The best way to kill the mushrooms is by starving them. Reduce the amount of water that is making your garden dump.
Turn the Soil and Aerate It
Enough air circulation can eliminate mushrooms from growing in your garden. You can consider purchasing an aerator to make your work easier.
This will do away with the most environment. Aerating your soil will eliminate the mushroom problem.
Make Sure Soil Dries Up Prior To Planting
The critical factor of well-drained soil is oxygen. Sandy soils will drain quickly, unlike clay soils. You can try watering your plants early in the morning.
Keep the soil as dry as possible. You can use drip to water your plants. The sunlight will aid the excess water to evaporate; thus, no unwanted stagnant remains.
Ensure that the Drainage from Your Garden Bed Is Not Slowed
You will have to think twice if your garden retains a lot of water and has poor drainage. There are various ways to ensure proper drainage. The notable ones are:
- Add a pond to catch the excess water from your garden
- Place a rain barrel to collect water during rains
- Add an underground drain
As Soon As You See Them in the Garden, Pick Them Off and Bin Them
Don’t leave the mushrooms for too long. Otherwise, they will start to spread. Leaving them to grow may lead to more mushroom growth. Remove them as soon as they pop up. Removing the mushrooms removes the spores that generate the spread of the fungi.
Mushroom spores can be carried by wind, animals, or even on your shoes. If you are concerned about your children or pets, it’s not hard to keep them under control.
Wash your hands after handling them, or use a pair of gloves.
After Picking Them Off, Bin Them Properly
The worst mistake you can make is disposing of the mushrooms anyhow. Do not throw them away in your composite pile.

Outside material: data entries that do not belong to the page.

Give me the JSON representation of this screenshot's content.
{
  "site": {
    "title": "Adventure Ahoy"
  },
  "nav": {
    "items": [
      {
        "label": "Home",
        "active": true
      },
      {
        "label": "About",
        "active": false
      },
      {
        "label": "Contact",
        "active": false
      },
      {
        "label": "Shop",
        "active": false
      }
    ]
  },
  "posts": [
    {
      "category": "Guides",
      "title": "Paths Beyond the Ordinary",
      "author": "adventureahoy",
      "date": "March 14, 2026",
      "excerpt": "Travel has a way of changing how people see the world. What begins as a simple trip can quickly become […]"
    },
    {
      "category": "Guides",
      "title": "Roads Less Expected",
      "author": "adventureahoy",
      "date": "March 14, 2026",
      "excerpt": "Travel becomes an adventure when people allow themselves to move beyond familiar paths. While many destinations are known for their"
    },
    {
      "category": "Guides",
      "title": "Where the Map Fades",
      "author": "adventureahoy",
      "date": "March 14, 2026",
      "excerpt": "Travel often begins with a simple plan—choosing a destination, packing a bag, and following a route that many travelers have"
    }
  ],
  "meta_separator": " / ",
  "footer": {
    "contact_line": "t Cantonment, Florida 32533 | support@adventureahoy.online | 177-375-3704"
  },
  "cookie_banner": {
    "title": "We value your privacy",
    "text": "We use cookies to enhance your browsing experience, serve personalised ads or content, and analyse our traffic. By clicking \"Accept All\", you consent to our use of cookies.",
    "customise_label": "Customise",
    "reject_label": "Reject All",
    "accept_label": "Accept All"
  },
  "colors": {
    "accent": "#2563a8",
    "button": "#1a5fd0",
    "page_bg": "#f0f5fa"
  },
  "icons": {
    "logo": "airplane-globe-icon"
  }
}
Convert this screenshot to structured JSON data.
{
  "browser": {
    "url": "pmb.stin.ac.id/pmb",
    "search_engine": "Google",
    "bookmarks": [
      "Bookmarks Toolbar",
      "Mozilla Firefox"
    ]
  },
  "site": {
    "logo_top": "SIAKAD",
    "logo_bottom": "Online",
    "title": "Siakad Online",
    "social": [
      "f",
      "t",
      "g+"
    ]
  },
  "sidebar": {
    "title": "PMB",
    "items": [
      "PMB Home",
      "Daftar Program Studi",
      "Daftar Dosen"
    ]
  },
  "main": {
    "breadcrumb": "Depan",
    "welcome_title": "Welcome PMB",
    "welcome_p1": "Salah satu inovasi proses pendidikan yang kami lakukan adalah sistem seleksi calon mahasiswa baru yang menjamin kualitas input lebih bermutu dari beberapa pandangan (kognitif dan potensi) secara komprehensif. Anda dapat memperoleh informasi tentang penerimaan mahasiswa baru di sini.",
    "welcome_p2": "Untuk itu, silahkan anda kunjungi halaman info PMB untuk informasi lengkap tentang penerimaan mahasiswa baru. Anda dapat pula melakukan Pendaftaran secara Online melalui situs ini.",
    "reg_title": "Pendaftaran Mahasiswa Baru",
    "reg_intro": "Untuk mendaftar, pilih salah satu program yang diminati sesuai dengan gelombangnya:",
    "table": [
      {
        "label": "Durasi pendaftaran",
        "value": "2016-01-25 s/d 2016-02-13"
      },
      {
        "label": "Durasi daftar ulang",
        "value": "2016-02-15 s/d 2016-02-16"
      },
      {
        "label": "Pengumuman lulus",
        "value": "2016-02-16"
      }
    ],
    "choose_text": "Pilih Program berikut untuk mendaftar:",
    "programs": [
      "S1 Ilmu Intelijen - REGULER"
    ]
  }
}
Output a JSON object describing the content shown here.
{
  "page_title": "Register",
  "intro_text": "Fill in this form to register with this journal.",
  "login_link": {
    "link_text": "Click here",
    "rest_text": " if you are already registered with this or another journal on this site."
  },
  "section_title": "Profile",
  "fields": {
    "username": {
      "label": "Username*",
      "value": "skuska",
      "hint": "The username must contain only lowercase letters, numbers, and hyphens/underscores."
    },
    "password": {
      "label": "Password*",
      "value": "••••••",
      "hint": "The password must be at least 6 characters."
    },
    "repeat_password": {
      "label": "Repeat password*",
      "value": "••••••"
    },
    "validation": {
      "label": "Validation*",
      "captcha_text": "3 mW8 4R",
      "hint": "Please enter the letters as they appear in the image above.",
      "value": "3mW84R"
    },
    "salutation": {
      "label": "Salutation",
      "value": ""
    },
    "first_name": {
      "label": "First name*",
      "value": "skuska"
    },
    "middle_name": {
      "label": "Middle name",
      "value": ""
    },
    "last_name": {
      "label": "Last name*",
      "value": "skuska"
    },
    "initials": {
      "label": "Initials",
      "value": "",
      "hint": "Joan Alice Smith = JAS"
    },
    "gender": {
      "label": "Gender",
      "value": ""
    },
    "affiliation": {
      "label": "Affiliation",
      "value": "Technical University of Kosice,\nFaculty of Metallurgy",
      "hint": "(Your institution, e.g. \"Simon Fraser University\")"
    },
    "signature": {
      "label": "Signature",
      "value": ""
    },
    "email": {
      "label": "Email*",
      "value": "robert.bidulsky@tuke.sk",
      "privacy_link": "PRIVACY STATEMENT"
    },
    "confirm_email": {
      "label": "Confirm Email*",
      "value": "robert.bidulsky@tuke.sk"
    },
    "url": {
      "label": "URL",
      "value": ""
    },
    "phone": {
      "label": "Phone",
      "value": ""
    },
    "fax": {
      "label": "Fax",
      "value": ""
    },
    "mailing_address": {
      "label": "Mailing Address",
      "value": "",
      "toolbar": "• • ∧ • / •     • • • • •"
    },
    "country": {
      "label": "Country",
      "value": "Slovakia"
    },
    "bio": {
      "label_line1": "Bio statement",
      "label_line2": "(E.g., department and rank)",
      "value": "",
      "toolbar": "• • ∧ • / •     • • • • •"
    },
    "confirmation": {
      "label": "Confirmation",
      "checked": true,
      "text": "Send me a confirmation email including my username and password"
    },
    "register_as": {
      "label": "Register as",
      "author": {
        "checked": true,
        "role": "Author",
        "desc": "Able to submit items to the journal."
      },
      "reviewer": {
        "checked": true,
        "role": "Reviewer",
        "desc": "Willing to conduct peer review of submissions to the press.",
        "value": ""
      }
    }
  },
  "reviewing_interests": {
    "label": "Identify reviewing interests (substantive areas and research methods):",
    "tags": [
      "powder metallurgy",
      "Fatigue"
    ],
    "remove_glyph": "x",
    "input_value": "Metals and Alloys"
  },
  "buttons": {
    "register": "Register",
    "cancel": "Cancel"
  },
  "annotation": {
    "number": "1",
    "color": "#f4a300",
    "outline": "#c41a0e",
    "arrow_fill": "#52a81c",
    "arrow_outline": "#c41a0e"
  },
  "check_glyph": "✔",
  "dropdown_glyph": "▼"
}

You can try to find a bag to dump them there and tie it tightly to reduce spores spread. After the container is full, you can expose them completely. This will prevent fungi from spreading to your raised garden bed.
Apply Nitrogen Fertilizer
Apply Nitrogen-rich fertilizer can stop mushrooms before they can start growing. Why? Because nitrogen fertilizers increase the decomposition rate of mushroom food.
By doing this, mushrooms won’t have something to feed on.
Milorganite Slow-Release Nitrogen Fertilizer
- Non-burning slow-release
- Nitrogen feeds up to 10 weeks
Using Fungicides Might Upset your Land. Instead, You Should Consider Using Vinegar
Applying fungicides means that the chemicals must reach the soil. Fungicides don’t get in the soil to kill the mushrooms that produce the spores.
Vinegar is a natural fungicide since it’s a household item. So, this is not an effective measure. This might be harmful to your plants for your own consumption.
The acid in the vinegar will kill them and hinder their growth. But it must come in handy with the proper application.
Try Applying Some Sulphur Powder
Sulfur powder is an old garden remedy. It can work as a fungicide. What it does is that it prevents mushroom spores from germinating.
If the mushrooms are becoming more annoying, you should consider this method. It will also help lower your soil pH, which is an unconducive environment for mushrooms.
Prills Soil Sulfur
- Soil sulfur – 99.0% purity
- Packaged in easy to use resealable pouch
- 2 lb. and 4 lb. pouches
Use Water and Soap
You can use detergents to kill the annoying mushrooms in your garden. You can mix two tablespoons of laundry soap with 7 liters of water. Drill holes into the soil and fill them with the soap solution.
Mushrooms are not harmful, and they will not harm your garden. However, wild mushrooms are poisonous and thus should be done away with altogether.
When mushrooms sprout in your garden, it is good to break them off or mow over them.